[Start of Attachment]

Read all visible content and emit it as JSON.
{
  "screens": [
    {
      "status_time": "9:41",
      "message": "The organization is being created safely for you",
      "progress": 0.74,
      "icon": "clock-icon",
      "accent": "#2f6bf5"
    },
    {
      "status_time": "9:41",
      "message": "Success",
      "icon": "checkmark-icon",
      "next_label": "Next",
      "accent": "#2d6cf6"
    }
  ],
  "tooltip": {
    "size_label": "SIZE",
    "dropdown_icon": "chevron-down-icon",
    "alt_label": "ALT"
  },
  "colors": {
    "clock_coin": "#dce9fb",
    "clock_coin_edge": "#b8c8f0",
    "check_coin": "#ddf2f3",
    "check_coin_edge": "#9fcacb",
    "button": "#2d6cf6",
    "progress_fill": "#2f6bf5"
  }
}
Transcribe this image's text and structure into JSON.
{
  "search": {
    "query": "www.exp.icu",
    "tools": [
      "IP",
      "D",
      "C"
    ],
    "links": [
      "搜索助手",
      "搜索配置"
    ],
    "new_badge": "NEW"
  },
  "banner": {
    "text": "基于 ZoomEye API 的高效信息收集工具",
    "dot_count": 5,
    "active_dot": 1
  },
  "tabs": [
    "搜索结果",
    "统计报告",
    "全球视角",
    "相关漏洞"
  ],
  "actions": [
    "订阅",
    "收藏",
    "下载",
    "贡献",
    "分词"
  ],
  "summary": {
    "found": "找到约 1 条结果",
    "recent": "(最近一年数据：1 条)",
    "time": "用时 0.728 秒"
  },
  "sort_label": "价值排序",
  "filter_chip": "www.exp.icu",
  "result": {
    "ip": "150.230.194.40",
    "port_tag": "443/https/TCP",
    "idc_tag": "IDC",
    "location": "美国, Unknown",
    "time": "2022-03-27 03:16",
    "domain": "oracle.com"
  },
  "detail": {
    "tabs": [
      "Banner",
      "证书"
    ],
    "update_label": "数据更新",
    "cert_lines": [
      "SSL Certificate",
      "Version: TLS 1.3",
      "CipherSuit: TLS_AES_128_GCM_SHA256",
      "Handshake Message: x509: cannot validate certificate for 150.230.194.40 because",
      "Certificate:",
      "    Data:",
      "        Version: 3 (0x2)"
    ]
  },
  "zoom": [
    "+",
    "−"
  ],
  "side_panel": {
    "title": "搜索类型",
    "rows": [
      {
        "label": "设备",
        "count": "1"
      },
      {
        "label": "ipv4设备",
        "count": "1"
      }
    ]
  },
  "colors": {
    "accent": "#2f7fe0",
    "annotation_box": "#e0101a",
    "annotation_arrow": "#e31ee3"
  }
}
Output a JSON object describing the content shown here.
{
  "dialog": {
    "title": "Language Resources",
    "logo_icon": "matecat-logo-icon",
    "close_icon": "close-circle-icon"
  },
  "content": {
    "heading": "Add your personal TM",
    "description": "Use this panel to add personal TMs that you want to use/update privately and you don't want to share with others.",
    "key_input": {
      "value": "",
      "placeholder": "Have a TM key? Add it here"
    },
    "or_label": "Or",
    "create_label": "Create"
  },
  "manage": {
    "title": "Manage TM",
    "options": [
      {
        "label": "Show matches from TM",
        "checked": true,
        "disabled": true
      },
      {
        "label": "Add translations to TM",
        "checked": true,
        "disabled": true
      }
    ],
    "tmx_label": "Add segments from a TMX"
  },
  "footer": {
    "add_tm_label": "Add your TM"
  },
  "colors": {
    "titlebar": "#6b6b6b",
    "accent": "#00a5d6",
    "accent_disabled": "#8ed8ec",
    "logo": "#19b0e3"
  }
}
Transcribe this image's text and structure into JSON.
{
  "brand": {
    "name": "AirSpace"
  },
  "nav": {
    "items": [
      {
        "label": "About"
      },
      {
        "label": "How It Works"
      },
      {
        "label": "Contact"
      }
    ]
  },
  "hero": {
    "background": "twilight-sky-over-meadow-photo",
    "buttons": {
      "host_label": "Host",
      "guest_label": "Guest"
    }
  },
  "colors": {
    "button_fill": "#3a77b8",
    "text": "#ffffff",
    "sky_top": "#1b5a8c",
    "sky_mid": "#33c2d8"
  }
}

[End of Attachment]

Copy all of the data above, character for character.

Read all visible content and emit it as JSON.
{
  "screens": [
    {
      "status_time": "9:41",
      "message": "The organization is being created safely for you",
      "progress": 0.74,
      "icon": "clock-icon",
      "accent": "#2f6bf5"
    },
    {
      "status_time": "9:41",
      "message": "Success",
      "icon": "checkmark-icon",
      "next_label": "Next",
      "accent": "#2d6cf6"
    }
  ],
  "tooltip": {
    "size_label": "SIZE",
    "dropdown_icon": "chevron-down-icon",
    "alt_label": "ALT"
  },
  "colors": {
    "clock_coin": "#dce9fb",
    "clock_coin_edge": "#b8c8f0",
    "check_coin": "#ddf2f3",
    "check_coin_edge": "#9fcacb",
    "button": "#2d6cf6",
    "progress_fill": "#2f6bf5"
  }
}
Transcribe this image's text and structure into JSON.
{
  "search": {
    "query": "www.exp.icu",
    "tools": [
      "IP",
      "D",
      "C"
    ],
    "links": [
      "搜索助手",
      "搜索配置"
    ],
    "new_badge": "NEW"
  },
  "banner": {
    "text": "基于 ZoomEye API 的高效信息收集工具",
    "dot_count": 5,
    "active_dot": 1
  },
  "tabs": [
    "搜索结果",
    "统计报告",
    "全球视角",
    "相关漏洞"
  ],
  "actions": [
    "订阅",
    "收藏",
    "下载",
    "贡献",
    "分词"
  ],
  "summary": {
    "found": "找到约 1 条结果",
    "recent": "(最近一年数据：1 条)",
    "time": "用时 0.728 秒"
  },
  "sort_label": "价值排序",
  "filter_chip": "www.exp.icu",
  "result": {
    "ip": "150.230.194.40",
    "port_tag": "443/https/TCP",
    "idc_tag": "IDC",
    "location": "美国, Unknown",
    "time": "2022-03-27 03:16",
    "domain": "oracle.com"
  },
  "detail": {
    "tabs": [
      "Banner",
      "证书"
    ],
    "update_label": "数据更新",
    "cert_lines": [
      "SSL Certificate",
      "Version: TLS 1.3",
      "CipherSuit: TLS_AES_128_GCM_SHA256",
      "Handshake Message: x509: cannot validate certificate for 150.230.194.40 because",
      "Certificate:",
      "    Data:",
      "        Version: 3 (0x2)"
    ]
  },
  "zoom": [
    "+",
    "−"
  ],
  "side_panel": {
    "title": "搜索类型",
    "rows": [
      {
        "label": "设备",
        "count": "1"
      },
      {
        "label": "ipv4设备",
        "count": "1"
      }
    ]
  },
  "colors": {
    "accent": "#2f7fe0",
    "annotation_box": "#e0101a",
    "annotation_arrow": "#e31ee3"
  }
}
Output a JSON object describing the content shown here.
{
  "dialog": {
    "title": "Language Resources",
    "logo_icon": "matecat-logo-icon",
    "close_icon": "close-circle-icon"
  },
  "content": {
    "heading": "Add your personal TM",
    "description": "Use this panel to add personal TMs that you want to use/update privately and you don't want to share with others.",
    "key_input": {
      "value": "",
      "placeholder": "Have a TM key? Add it here"
    },
    "or_label": "Or",
    "create_label": "Create"
  },
  "manage": {
    "title": "Manage TM",
    "options": [
      {
        "label": "Show matches from TM",
        "checked": true,
        "disabled": true
      },
      {
        "label": "Add translations to TM",
        "checked": true,
        "disabled": true
      }
    ],
    "tmx_label": "Add segments from a TMX"
  },
  "footer": {
    "add_tm_label": "Add your TM"
  },
  "colors": {
    "titlebar": "#6b6b6b",
    "accent": "#00a5d6",
    "accent_disabled": "#8ed8ec",
    "logo": "#19b0e3"
  }
}
Transcribe this image's text and structure into JSON.
{
  "brand": {
    "name": "AirSpace"
  },
  "nav": {
    "items": [
      {
        "label": "About"
      },
      {
        "label": "How It Works"
      },
      {
        "label": "Contact"
      }
    ]
  },
  "hero": {
    "background": "twilight-sky-over-meadow-photo",
    "buttons": {
      "host_label": "Host",
      "guest_label": "Guest"
    }
  },
  "colors": {
    "button_fill": "#3a77b8",
    "text": "#ffffff",
    "sky_top": "#1b5a8c",
    "sky_mid": "#33c2d8"
  }
}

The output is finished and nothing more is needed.